I don't have a proper scope to really see what's going on with various signals so I'll have to do what I can with a basic voltage and continuity checks (which I still have to do). The low voltage situation is interesting but I'm considering that unlikely right now due to one port working fine and the other not.  I don't have a good enough handle on electrical engineering to understand what the diodes (da1-da4) are doing for the controllers- sounds like some kind of protection circuit? My instinct is that 368 buffer (u7) has failed- that's the kind of thing I was anticipating going into this not knowing the circuit. I can swap u7 and u8 pretty easy just to verify. 

 

-------------------------
ebay auctionsrunning FS thread famiROM updates and download thread for .nes info and splitting


Edited: 09/13/2017 at 04:22 PM by Lincoln

Sep 25 at 2:02:52 PM
Lincoln (133)
avatar
(Frank W. Doom) < Bowser >
Posts: 5572 - Joined: 12/19/2008
California
Profile
I pulled the p1 and p2 buffer chips and put the known working p2 chip in the p1 circuit. No change unfortunately, and I managed to pull up a trace removing the p1 chip :\ That was an easy patch but I didn't accomplish much for the effort. 

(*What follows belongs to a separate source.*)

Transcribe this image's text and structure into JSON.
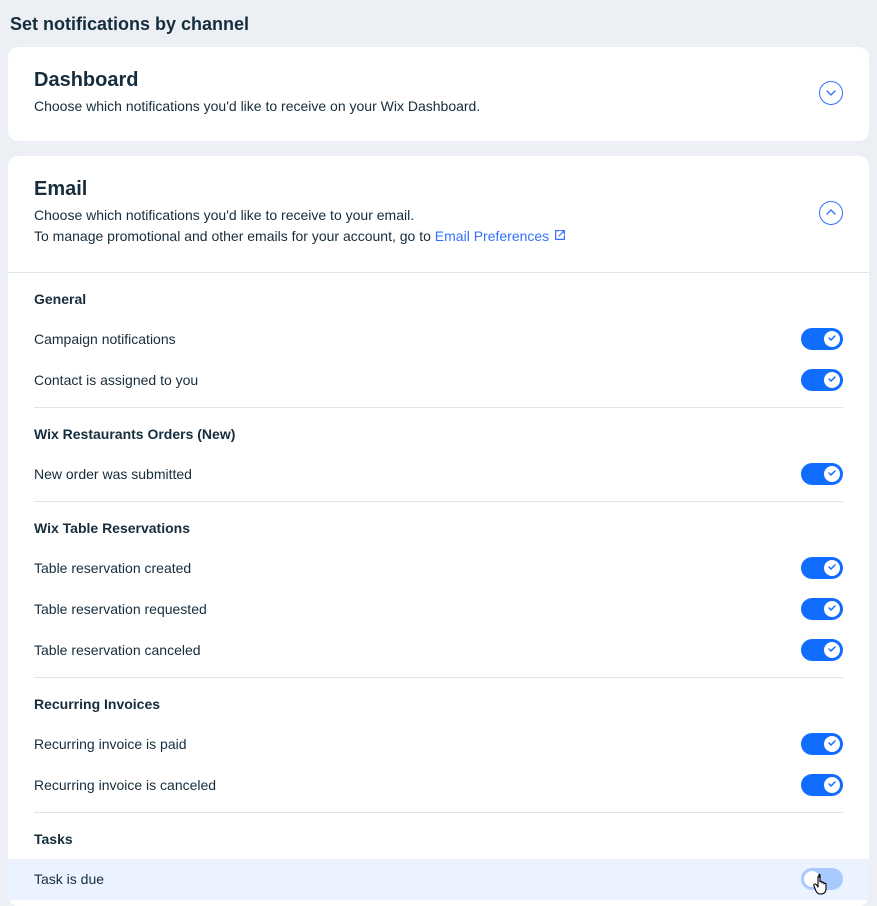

I hadn't really looked things over before getting a handle on the circuit. I spotted this while tearing down to pull the chips.



The p1 buffer chip (U7) is to the immediate left of that dark patch (front edge of the board is at the top). That seemed like it might be the culprit but I did a continuity check across each of those traces and they all came up ok. I'm still not confident in them but I'm leaving them alone for now. I didn't consider it at the time but I should check for corrosion elsewhere along the controller circuit. The board is kinda rough like this overall. 

Anyway. I'm not sure what to do next. Pull the diode arrays from p2 and swap them into the p1 circuit? Patch the traces around that dark spot? Something else I'm missing?

-------------------------
ebay auctionsrunning FS thread famiROM updates and download thread for .nes info and splitting


Edited: 09/25/2017 at 02:04 PM by Lincoln

Oct 02 at 3:22:03 PM
Nesmaniac (1)
avatar
(Matthew Sizemore) < Crack Trooper >
Posts: 198 - Joined: 12/14/2010
Kentucky
Profile
I recommend taking some rubbing alcohol and a toothbrush and scrubbing all around the board & then use metal polishing paste to go over all the really bad looking parts with a brush. Then use a brush and alcohol to clean off the board again. Then let your soldering iron get good and hot & start heating up the bad looking solder points probably adding a little solder too. I had a game boy game no working and I simply cleaned the board and reheated all the little solder points around all the chips and it works great again. It's a solder point issue I bet just by looking at the picture of the board. I saw a guy on youtube fix a NES with redoing solder points that looks like those on yours.

-------------------------
 


Edited: 10/02/2017 at 03:22 PM by Nesmaniac

Oct 02 at 4:18:35 PM
Mega Mario Man (58)
avatar
(Tim ) < Kraid Killer >
Posts: 2251 - Joined: 02/13/2014
Nebraska
Profile
I have a board where it looks like that (a lot worse though) around where the power\rf box connects to the board. The board gets now power, I successfully temp jumped a couple of wires over the bad traces and got it working. After I made the fix permanent, it stopped working again.   I have not gotten the board to work again after that. I guess what I am getting at is that could be the issue.

-------------------------
Current Project
Isometric Survival Horror

Older Projects
Tailgate Party, Power Pad Demo, Happy Hour

Links
Store, Facebook, Twitter